The same year the Whites were wed, Jerry joined the military Tennessee National Guard. White served 6 years and was honorably discharged with the rank of Sergeant in 1977. In the late ‘70s, Mr. White worked as a Chemical Operator for the West Coal Company, processing coal for area nuclear plants. Less than a decade later White was granted Q-Clearance and begin serving at the Y-12 Plant in Oak Ridge as a Security Police Officer until he retired 25 years later. He began a new career working as an Engineering Tech for United States Enrichment Corporation at K-25. In 2012 White began working as a Security Officer working Criminal and Circuit Courts for Roane County.

White is currently the President of the Oliver Springs Historical Society and serves on the Board of Directors and is involved in restoring the 100-year-old Abston Garage into a museum archive office and event center. He serves as Choir Director at Mount Vernal Independent Baptist Church and in Early 2018 White was selected to participate in the Roane Leadership Class of 2019. White is eager to put his education, professional experiences, and involvement with Roane County Government to work for the good people of Roane County.

Charlotte Bowers – District 4 – Oct 2018

Charlotte Bowers, having lived in the Roane County part of Oak Ridge for over 40 years, is proud to represent her neighbors as one of the District 4 Commissioners. Bowers says that after “walking around neighborhoods, meeting new people, seeing familiar faces I hadn’t seen in years, and listening to everyone’s concerns, I knew I had made the right decision.” to run for county commissioner. Bowers went to high school in Oak Ridge, taught and played piano at several local churches. She has been Executive Director for 5 of her 8 years with Habitat for Humanity of Anderson County and describes her directorship as rewarding. “I’ve had the opportunity to get to know many of the community and business leaders in Anderson County as so many of them are Habitat supporters.” She works hard to make a difference in her community as an active member of the Oak Ridge Breakfast Rotary Club, the Altrusa Club of Oak Ridge and the Oak Ridge Ministerial Association.

Bowers is building a legacy of using her time and freedom to serve the community for her four grown children.

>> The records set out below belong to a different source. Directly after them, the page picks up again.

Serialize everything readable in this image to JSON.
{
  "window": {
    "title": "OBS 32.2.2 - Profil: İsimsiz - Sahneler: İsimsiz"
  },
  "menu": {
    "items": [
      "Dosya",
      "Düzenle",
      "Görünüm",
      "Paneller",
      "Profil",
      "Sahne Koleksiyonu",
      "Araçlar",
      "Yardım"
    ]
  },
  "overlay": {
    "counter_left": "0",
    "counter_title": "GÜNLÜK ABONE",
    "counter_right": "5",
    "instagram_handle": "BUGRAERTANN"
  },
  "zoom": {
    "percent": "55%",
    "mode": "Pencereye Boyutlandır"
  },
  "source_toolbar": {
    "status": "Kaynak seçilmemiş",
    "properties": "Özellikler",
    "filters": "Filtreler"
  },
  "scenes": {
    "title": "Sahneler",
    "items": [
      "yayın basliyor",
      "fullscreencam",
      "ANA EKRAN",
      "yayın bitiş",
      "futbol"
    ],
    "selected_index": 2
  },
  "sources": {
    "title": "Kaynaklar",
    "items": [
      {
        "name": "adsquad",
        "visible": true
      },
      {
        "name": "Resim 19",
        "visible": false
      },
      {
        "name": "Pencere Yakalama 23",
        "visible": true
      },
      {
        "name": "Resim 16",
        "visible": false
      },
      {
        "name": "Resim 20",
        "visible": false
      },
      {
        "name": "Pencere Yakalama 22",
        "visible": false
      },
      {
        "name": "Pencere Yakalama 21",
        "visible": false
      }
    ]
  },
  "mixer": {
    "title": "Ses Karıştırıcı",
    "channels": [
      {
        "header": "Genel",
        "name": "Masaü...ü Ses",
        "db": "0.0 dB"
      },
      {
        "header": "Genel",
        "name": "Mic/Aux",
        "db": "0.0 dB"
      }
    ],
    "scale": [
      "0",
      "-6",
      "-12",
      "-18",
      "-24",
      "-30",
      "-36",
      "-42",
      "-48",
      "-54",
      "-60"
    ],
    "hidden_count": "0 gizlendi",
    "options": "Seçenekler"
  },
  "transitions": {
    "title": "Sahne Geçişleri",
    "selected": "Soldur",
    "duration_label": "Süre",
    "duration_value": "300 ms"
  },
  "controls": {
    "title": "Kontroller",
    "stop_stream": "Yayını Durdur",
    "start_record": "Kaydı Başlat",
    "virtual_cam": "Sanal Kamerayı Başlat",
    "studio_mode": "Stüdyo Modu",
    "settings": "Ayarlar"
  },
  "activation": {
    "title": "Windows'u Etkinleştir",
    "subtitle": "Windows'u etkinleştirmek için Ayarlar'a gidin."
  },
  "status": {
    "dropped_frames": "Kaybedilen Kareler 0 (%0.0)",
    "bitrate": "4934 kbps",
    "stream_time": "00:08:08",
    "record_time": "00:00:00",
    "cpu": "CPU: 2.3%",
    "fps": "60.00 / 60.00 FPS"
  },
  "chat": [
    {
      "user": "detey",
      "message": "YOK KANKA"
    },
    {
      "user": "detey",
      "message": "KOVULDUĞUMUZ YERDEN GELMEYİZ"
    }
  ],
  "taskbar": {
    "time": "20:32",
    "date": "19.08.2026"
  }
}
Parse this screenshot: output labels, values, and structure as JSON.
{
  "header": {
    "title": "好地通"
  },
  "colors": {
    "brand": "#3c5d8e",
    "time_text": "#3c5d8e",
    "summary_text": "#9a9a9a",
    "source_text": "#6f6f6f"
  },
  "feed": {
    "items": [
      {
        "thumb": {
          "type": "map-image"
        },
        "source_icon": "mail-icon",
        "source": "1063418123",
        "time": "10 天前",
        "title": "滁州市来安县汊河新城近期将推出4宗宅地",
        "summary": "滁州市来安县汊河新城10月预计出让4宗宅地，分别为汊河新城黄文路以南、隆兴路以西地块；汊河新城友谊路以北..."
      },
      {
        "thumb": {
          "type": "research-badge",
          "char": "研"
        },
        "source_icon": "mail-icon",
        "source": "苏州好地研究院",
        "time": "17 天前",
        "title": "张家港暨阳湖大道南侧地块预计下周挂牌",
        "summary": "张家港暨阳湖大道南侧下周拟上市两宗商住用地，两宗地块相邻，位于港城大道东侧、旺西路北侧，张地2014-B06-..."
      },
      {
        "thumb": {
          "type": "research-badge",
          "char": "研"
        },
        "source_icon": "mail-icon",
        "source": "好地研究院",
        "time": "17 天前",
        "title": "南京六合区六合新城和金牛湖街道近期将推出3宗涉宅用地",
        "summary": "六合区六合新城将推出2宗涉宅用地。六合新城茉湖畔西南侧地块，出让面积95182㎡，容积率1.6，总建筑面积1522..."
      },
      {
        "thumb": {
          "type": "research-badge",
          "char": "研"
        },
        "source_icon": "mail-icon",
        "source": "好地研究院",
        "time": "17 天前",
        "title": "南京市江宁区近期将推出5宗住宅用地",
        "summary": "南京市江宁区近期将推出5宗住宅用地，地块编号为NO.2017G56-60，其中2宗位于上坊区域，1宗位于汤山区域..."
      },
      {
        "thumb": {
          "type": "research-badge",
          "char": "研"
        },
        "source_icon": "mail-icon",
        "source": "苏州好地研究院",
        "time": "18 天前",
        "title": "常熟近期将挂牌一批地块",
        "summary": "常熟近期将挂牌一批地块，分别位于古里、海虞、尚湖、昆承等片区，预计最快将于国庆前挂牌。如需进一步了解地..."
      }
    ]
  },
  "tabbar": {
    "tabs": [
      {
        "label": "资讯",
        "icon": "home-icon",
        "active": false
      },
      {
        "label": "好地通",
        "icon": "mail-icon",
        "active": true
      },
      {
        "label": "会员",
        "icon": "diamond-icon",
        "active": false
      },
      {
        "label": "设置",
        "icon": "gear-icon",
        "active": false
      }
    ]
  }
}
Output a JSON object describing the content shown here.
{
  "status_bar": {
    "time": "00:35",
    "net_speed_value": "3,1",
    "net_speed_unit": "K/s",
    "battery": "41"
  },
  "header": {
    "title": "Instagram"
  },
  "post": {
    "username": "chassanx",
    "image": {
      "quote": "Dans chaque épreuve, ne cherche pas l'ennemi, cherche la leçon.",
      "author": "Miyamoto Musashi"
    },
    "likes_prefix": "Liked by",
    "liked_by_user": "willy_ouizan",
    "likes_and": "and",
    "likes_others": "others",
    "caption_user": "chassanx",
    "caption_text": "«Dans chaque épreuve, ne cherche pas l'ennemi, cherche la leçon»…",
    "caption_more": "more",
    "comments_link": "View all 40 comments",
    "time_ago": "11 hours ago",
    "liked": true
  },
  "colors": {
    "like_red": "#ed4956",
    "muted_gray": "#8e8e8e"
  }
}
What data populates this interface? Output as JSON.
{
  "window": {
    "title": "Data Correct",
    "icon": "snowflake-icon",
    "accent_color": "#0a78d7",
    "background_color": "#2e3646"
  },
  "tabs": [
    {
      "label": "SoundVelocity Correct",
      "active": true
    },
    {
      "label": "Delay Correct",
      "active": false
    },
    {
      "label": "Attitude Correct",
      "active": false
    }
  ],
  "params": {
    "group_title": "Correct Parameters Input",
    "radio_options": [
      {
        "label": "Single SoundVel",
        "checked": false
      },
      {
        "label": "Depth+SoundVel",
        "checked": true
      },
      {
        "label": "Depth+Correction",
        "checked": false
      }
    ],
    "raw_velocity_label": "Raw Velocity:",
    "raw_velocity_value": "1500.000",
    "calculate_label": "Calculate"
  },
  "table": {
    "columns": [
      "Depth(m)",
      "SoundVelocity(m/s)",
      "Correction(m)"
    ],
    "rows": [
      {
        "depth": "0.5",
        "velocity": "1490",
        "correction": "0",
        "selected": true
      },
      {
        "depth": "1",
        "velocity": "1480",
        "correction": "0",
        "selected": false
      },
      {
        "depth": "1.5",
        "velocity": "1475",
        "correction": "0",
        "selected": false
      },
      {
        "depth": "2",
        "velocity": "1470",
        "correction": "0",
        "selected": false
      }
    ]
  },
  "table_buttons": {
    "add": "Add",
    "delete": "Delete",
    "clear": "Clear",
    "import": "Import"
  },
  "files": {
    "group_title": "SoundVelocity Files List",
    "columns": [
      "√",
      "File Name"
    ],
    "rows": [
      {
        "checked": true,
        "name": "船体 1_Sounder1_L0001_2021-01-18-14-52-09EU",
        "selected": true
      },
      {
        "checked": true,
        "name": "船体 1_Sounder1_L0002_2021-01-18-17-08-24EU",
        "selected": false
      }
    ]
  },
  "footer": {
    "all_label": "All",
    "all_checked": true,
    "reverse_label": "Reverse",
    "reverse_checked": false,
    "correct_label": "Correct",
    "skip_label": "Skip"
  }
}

She says that “after Mr. Kelley’s passing, several friends encouraged me to run for that commission seat.” Since her successful campaign, Bowers believes we have a great group of people on the commission and that everyone wants to work together to help make Roane County the best it can be!